* [Task directions]: Here you must reproduce each line of the data exactly.

* [Exercise data]:
^^^^^^^^^^^^^^^^
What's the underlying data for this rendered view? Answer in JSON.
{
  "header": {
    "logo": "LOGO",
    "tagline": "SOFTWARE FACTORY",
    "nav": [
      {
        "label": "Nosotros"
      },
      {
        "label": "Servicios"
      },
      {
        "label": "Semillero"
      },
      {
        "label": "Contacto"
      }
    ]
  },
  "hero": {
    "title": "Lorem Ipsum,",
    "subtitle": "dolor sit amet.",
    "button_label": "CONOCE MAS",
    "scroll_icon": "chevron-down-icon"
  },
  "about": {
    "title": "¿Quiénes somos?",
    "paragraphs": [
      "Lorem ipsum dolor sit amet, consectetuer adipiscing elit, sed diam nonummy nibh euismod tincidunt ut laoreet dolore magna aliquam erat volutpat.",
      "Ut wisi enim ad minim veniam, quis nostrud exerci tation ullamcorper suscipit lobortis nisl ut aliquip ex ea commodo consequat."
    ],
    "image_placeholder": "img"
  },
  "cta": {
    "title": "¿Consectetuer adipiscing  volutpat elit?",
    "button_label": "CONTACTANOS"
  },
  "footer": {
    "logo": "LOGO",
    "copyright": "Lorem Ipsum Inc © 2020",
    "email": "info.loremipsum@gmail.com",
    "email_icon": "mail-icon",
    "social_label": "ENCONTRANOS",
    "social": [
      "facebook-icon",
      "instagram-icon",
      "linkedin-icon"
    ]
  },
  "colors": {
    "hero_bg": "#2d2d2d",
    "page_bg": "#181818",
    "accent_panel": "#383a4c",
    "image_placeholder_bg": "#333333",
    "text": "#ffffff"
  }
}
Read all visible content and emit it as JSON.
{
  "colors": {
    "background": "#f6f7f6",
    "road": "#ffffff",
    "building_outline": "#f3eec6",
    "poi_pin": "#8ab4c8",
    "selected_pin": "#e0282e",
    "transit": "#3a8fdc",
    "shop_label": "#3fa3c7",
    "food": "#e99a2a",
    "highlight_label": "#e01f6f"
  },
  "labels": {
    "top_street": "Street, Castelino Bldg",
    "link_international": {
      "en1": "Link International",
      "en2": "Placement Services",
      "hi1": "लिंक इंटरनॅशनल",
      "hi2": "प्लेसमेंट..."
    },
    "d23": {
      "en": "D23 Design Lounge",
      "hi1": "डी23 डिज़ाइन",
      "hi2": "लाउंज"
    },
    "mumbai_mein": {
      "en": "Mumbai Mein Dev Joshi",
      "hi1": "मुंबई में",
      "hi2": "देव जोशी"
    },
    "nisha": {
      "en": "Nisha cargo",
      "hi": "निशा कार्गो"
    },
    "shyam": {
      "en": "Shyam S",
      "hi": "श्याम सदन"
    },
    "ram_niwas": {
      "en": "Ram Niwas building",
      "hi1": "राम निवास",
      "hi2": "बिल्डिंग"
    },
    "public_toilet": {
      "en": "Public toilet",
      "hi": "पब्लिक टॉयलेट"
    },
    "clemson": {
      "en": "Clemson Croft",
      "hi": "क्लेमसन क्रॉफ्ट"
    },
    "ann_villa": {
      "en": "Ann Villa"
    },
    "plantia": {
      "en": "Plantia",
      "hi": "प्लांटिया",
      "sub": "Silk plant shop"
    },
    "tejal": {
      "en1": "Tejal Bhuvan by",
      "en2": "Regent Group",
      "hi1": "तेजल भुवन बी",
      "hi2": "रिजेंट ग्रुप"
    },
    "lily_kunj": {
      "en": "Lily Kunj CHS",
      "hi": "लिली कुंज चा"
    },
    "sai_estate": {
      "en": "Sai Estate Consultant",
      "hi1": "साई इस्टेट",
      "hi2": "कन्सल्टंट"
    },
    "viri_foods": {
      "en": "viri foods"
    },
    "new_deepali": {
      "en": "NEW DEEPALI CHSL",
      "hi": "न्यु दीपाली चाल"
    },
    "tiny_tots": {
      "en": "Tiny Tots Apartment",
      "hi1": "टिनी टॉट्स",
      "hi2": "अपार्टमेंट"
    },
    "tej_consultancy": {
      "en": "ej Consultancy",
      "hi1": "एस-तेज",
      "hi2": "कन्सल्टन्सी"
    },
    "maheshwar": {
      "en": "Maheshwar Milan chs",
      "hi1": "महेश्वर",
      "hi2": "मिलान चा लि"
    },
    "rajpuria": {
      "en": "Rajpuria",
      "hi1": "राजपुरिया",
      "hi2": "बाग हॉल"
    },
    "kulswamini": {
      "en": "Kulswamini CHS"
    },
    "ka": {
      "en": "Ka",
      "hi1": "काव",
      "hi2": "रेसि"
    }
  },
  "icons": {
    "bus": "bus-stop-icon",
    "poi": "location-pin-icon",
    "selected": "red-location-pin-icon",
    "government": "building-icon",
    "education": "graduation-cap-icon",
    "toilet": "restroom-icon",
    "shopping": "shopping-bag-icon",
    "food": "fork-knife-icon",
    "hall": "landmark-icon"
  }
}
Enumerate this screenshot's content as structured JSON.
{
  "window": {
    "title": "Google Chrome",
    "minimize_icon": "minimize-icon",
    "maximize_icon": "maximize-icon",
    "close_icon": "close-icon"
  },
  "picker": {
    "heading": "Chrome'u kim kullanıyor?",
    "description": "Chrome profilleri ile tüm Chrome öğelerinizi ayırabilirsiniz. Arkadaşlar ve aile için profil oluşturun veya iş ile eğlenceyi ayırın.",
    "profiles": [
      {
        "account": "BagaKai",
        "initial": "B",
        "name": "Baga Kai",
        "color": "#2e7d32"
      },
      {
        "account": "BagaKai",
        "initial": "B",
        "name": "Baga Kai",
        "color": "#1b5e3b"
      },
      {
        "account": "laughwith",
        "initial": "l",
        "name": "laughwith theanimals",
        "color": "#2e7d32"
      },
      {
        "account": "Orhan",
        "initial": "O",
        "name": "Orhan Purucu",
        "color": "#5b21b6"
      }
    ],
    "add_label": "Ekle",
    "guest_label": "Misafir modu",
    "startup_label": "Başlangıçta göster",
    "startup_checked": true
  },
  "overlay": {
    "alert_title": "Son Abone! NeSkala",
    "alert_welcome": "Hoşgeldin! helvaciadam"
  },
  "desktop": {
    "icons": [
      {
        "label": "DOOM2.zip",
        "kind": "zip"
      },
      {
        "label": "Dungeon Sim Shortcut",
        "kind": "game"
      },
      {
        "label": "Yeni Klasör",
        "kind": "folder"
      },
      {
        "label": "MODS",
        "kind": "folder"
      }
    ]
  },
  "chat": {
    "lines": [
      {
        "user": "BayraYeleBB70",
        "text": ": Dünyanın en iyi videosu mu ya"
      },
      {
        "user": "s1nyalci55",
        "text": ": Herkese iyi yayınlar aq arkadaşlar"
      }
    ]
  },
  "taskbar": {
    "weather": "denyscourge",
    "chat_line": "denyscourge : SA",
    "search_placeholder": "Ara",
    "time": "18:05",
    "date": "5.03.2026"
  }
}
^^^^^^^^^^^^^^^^
* [Answer section]:
What's the underlying data for this rendered view? Answer in JSON.
{
  "header": {
    "logo": "LOGO",
    "tagline": "SOFTWARE FACTORY",
    "nav": [
      {
        "label": "Nosotros"
      },
      {
        "label": "Servicios"
      },
      {
        "label": "Semillero"
      },
      {
        "label": "Contacto"
      }
    ]
  },
  "hero": {
    "title": "Lorem Ipsum,",
    "subtitle": "dolor sit amet.",
    "button_label": "CONOCE MAS",
    "scroll_icon": "chevron-down-icon"
  },
  "about": {
    "title": "¿Quiénes somos?",
    "paragraphs": [
      "Lorem ipsum dolor sit amet, consectetuer adipiscing elit, sed diam nonummy nibh euismod tincidunt ut laoreet dolore magna aliquam erat volutpat.",
      "Ut wisi enim ad minim veniam, quis nostrud exerci tation ullamcorper suscipit lobortis nisl ut aliquip ex ea commodo consequat."
    ],
    "image_placeholder": "img"
  },
  "cta": {
    "title": "¿Consectetuer adipiscing  volutpat elit?",
    "button_label": "CONTACTANOS"
  },
  "footer": {
    "logo": "LOGO",
    "copyright": "Lorem Ipsum Inc © 2020",
    "email": "info.loremipsum@gmail.com",
    "email_icon": "mail-icon",
    "social_label": "ENCONTRANOS",
    "social": [
      "facebook-icon",
      "instagram-icon",
      "linkedin-icon"
    ]
  },
  "colors": {
    "hero_bg": "#2d2d2d",
    "page_bg": "#181818",
    "accent_panel": "#383a4c",
    "image_placeholder_bg": "#333333",
    "text": "#ffffff"
  }
}
Read all visible content and emit it as JSON.
{
  "colors": {
    "background": "#f6f7f6",
    "road": "#ffffff",
    "building_outline": "#f3eec6",
    "poi_pin": "#8ab4c8",
    "selected_pin": "#e0282e",
    "transit": "#3a8fdc",
    "shop_label": "#3fa3c7",
    "food": "#e99a2a",
    "highlight_label": "#e01f6f"
  },
  "labels": {
    "top_street": "Street, Castelino Bldg",
    "link_international": {
      "en1": "Link International",
      "en2": "Placement Services",
      "hi1": "लिंक इंटरनॅशनल",
      "hi2": "प्लेसमेंट..."
    },
    "d23": {
      "en": "D23 Design Lounge",
      "hi1": "डी23 डिज़ाइन",
      "hi2": "लाउंज"
    },
    "mumbai_mein": {
      "en": "Mumbai Mein Dev Joshi",
      "hi1": "मुंबई में",
      "hi2": "देव जोशी"
    },
    "nisha": {
      "en": "Nisha cargo",
      "hi": "निशा कार्गो"
    },
    "shyam": {
      "en": "Shyam S",
      "hi": "श्याम सदन"
    },
    "ram_niwas": {
      "en": "Ram Niwas building",
      "hi1": "राम निवास",
      "hi2": "बिल्डिंग"
    },
    "public_toilet": {
      "en": "Public toilet",
      "hi": "पब्लिक टॉयलेट"
    },
    "clemson": {
      "en": "Clemson Croft",
      "hi": "क्लेमसन क्रॉफ्ट"
    },
    "ann_villa": {
      "en": "Ann Villa"
    },
    "plantia": {
      "en": "Plantia",
      "hi": "प्लांटिया",
      "sub": "Silk plant shop"
    },
    "tejal": {
      "en1": "Tejal Bhuvan by",
      "en2": "Regent Group",
      "hi1": "तेजल भुवन बी",
      "hi2": "रिजेंट ग्रुप"
    },
    "lily_kunj": {
      "en": "Lily Kunj CHS",
      "hi": "लिली कुंज चा"
    },
    "sai_estate": {
      "en": "Sai Estate Consultant",
      "hi1": "साई इस्टेट",
      "hi2": "कन्सल्टंट"
    },
    "viri_foods": {
      "en": "viri foods"
    },
    "new_deepali": {
      "en": "NEW DEEPALI CHSL",
      "hi": "न्यु दीपाली चाल"
    },
    "tiny_tots": {
      "en": "Tiny Tots Apartment",
      "hi1": "टिनी टॉट्स",
      "hi2": "अपार्टमेंट"
    },
    "tej_consultancy": {
      "en": "ej Consultancy",
      "hi1": "एस-तेज",
      "hi2": "कन्सल्टन्सी"
    },
    "maheshwar": {
      "en": "Maheshwar Milan chs",
      "hi1": "महेश्वर",
      "hi2": "मिलान चा लि"
    },
    "rajpuria": {
      "en": "Rajpuria",
      "hi1": "राजपुरिया",
      "hi2": "बाग हॉल"
    },
    "kulswamini": {
      "en": "Kulswamini CHS"
    },
    "ka": {
      "en": "Ka",
      "hi1": "काव",
      "hi2": "रेसि"
    }
  },
  "icons": {
    "bus": "bus-stop-icon",
    "poi": "location-pin-icon",
    "selected": "red-location-pin-icon",
    "government": "building-icon",
    "education": "graduation-cap-icon",
    "toilet": "restroom-icon",
    "shopping": "shopping-bag-icon",
    "food": "fork-knife-icon",
    "hall": "landmark-icon"
  }
}
Enumerate this screenshot's content as structured JSON.
{
  "window": {
    "title": "Google Chrome",
    "minimize_icon": "minimize-icon",
    "maximize_icon": "maximize-icon",
    "close_icon": "close-icon"
  },
  "picker": {
    "heading": "Chrome'u kim kullanıyor?",
    "description": "Chrome profilleri ile tüm Chrome öğelerinizi ayırabilirsiniz. Arkadaşlar ve aile için profil oluşturun veya iş ile eğlenceyi ayırın.",
    "profiles": [
      {
        "account": "BagaKai",
        "initial": "B",
        "name": "Baga Kai",
        "color": "#2e7d32"
      },
      {
        "account": "BagaKai",
        "initial": "B",
        "name": "Baga Kai",
        "color": "#1b5e3b"
      },
      {
        "account": "laughwith",
        "initial": "l",
        "name": "laughwith theanimals",
        "color": "#2e7d32"
      },
      {
        "account": "Orhan",
        "initial": "O",
        "name": "Orhan Purucu",
        "color": "#5b21b6"
      }
    ],
    "add_label": "Ekle",
    "guest_label": "Misafir modu",
    "startup_label": "Başlangıçta göster",
    "startup_checked": true
  },
  "overlay": {
    "alert_title": "Son Abone! NeSkala",
    "alert_welcome": "Hoşgeldin! helvaciadam"
  },
  "desktop": {
    "icons": [
      {
        "label": "DOOM2.zip",
        "kind": "zip"
      },
      {
        "label": "Dungeon Sim Shortcut",
        "kind": "game"
      },
      {
        "label": "Yeni Klasör",
        "kind": "folder"
      },
      {
        "label": "MODS",
        "kind": "folder"
      }
    ]
  },
  "chat": {
    "lines": [
      {
        "user": "BayraYeleBB70",
        "text": ": Dünyanın en iyi videosu mu ya"
      },
      {
        "user": "s1nyalci55",
        "text": ": Herkese iyi yayınlar aq arkadaşlar"
      }
    ]
  },
  "taskbar": {
    "weather": "denyscourge",
    "chat_line": "denyscourge : SA",
    "search_placeholder": "Ara",
    "time": "18:05",
    "date": "5.03.2026"
  }
}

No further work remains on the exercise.